                                         Case Study
Name: Sharon

Age:   31:

Claimant: Self

Diagnosis: Learning Disabilities, AD/HD – Combined Type

Basic activity of daily living markedly restricted: Perceiving, thinking, and remembering

Tax years DTC received: none

Tax year Form T2201 filed: 1997

Reason for rejection:
“Your claim for a disability amount for yourself was not supported by Form T2201…”

The family’s experience of dealing with CCRA was very negative and the claimant’s family
did not appeal. The doctor did not properly complete the T2201 form. He did not check the
“mental functions” box indicating that Sharon is “markedly restricted” but stated, “see letter
from Sharon’s mother,” supporting her description of the disabling impacts of her daughter’s
learning disability. The doctor did not check the “YES” or “NO” box to the question, “Can
your patient perceive, think and remember?” Instead, he underlined the areas where the
patient has difficulties, including personal care and once again stated, “see attached letter.”
There is no indication that the information in the letter was taken into consideration.

Sharon is a young woman, of average intelligence but she has had a very difficult life,
including: a pre-natal history of drug and alcohol use; adoption; school struggles both before
and after her diagnosis of learning disabilities; sexual abuse/rape while still in elementary
school; depression; and self destructive social behaviour.

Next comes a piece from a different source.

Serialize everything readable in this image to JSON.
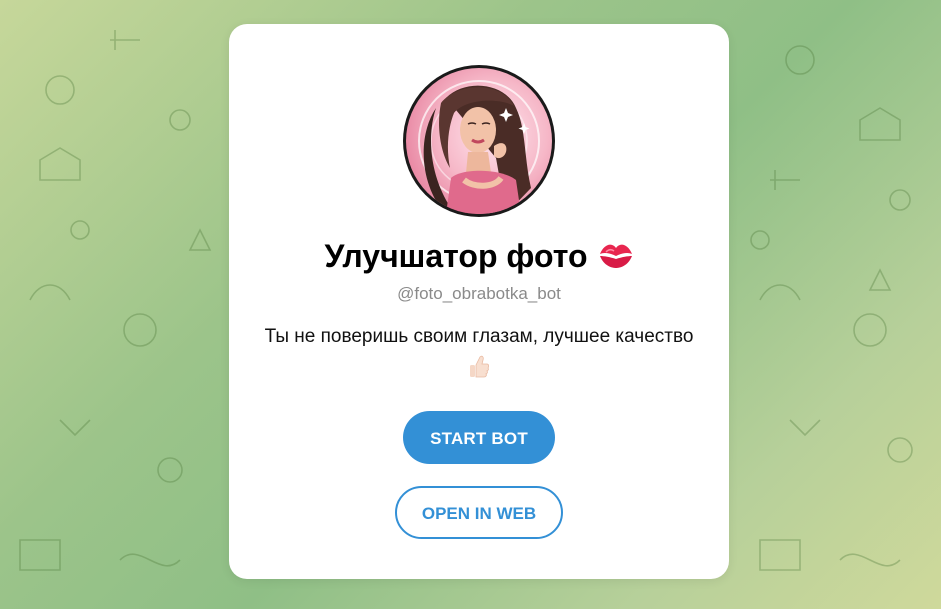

Although Sharon is capable of many activities including shopping, housekeeping, carrying
on a conversation and dating, she has severe limitations and requires considerable support
and supervision in everyday affairs. Sharon is not able to manage her finances and spends
money impulsively rather than allocating the required amount of funds for rent, bus passes
and groceries. She can tell time (i.e. read a clock) but has major problems with concepts of
time such as: how early do you have to leave home to get there by bus? She has a severe
short and long-term memory dysfunctions and can't remember appointments. She has a
severe disability in the written language and mathematical concepts.

Sharon has great difficulty getting organized, getting started on work-related tasks,
sustaining attention to work-related tasks, managing and controlling her mood, and
memorizing or recalling learned materials. As a result, she has had a very difficult time
finding and retaining employment. In 1997, she had and lost three jobs and started and
discontinued post-secondary job training.